What is needed: Would you retype the whole listing exactly?

Data excerpts:
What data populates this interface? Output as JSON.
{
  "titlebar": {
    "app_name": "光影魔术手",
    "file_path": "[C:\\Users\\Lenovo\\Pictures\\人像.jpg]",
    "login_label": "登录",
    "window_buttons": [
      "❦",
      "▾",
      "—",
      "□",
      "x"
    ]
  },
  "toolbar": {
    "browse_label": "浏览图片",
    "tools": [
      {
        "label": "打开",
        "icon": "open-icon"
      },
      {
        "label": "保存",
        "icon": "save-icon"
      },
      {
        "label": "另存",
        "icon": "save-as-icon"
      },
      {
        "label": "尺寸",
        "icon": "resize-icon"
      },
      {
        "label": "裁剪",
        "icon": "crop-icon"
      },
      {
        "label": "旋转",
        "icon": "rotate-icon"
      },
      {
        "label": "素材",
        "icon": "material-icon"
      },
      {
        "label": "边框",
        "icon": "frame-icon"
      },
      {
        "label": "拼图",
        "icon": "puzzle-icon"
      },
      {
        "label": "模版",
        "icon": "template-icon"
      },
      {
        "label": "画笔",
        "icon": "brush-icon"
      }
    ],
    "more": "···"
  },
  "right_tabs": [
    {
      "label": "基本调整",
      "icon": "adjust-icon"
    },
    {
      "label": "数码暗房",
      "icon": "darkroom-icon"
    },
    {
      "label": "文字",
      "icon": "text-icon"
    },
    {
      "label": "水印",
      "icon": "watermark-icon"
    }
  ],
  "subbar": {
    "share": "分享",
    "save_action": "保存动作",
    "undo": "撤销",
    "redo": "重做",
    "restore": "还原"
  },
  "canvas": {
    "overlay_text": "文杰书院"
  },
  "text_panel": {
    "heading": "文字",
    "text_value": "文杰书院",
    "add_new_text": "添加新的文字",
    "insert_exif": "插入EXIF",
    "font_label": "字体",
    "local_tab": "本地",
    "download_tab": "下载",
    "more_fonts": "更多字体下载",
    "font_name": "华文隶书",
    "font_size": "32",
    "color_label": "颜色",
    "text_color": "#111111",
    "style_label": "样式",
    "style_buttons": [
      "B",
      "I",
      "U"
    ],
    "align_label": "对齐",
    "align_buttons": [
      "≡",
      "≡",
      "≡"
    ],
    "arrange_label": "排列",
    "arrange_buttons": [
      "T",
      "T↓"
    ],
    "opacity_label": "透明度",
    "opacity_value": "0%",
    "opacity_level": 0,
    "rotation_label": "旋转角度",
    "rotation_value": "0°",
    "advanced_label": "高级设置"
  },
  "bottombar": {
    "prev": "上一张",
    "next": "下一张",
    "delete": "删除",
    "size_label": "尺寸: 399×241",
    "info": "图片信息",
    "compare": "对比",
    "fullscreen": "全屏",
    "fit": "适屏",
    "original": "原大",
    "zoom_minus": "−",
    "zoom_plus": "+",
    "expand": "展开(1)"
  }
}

Answer box:
What data populates this interface? Output as JSON.
{
  "titlebar": {
    "app_name": "光影魔术手",
    "file_path": "[C:\\Users\\Lenovo\\Pictures\\人像.jpg]",
    "login_label": "登录",
    "window_buttons": [
      "❦",
      "▾",
      "—",
      "□",
      "x"
    ]
  },
  "toolbar": {
    "browse_label": "浏览图片",
    "tools": [
      {
        "label": "打开",
        "icon": "open-icon"
      },
      {
        "label": "保存",
        "icon": "save-icon"
      },
      {
        "label": "另存",
        "icon": "save-as-icon"
      },
      {
        "label": "尺寸",
        "icon": "resize-icon"
      },
      {
        "label": "裁剪",
        "icon": "crop-icon"
      },
      {
        "label": "旋转",
        "icon": "rotate-icon"
      },
      {
        "label": "素材",
        "icon": "material-icon"
      },
      {
        "label": "边框",
        "icon": "frame-icon"
      },
      {
        "label": "拼图",
        "icon": "puzzle-icon"
      },
      {
        "label": "模版",
        "icon": "template-icon"
      },
      {
        "label": "画笔",
        "icon": "brush-icon"
      }
    ],
    "more": "···"
  },
  "right_tabs": [
    {
      "label": "基本调整",
      "icon": "adjust-icon"
    },
    {
      "label": "数码暗房",
      "icon": "darkroom-icon"
    },
    {
      "label": "文字",
      "icon": "text-icon"
    },
    {
      "label": "水印",
      "icon": "watermark-icon"
    }
  ],
  "subbar": {
    "share": "分享",
    "save_action": "保存动作",
    "undo": "撤销",
    "redo": "重做",
    "restore": "还原"
  },
  "canvas": {
    "overlay_text": "文杰书院"
  },
  "text_panel": {
    "heading": "文字",
    "text_value": "文杰书院",
    "add_new_text": "添加新的文字",
    "insert_exif": "插入EXIF",
    "font_label": "字体",
    "local_tab": "本地",
    "download_tab": "下载",
    "more_fonts": "更多字体下载",
    "font_name": "华文隶书",
    "font_size": "32",
    "color_label": "颜色",
    "text_color": "#111111",
    "style_label": "样式",
    "style_buttons": [
      "B",
      "I",
      "U"
    ],
    "align_label": "对齐",
    "align_buttons": [
      "≡",
      "≡",
      "≡"
    ],
    "arrange_label": "排列",
    "arrange_buttons": [
      "T",
      "T↓"
    ],
    "opacity_label": "透明度",
    "opacity_value": "0%",
    "opacity_level": 0,
    "rotation_label": "旋转角度",
    "rotation_value": "0°",
    "advanced_label": "高级设置"
  },
  "bottombar": {
    "prev": "上一张",
    "next": "下一张",
    "delete": "删除",
    "size_label": "尺寸: 399×241",
    "info": "图片信息",
    "compare": "对比",
    "fullscreen": "全屏",
    "fit": "适屏",
    "original": "原大",
    "zoom_minus": "−",
    "zoom_plus": "+",
    "expand": "展开(1)"
  }
}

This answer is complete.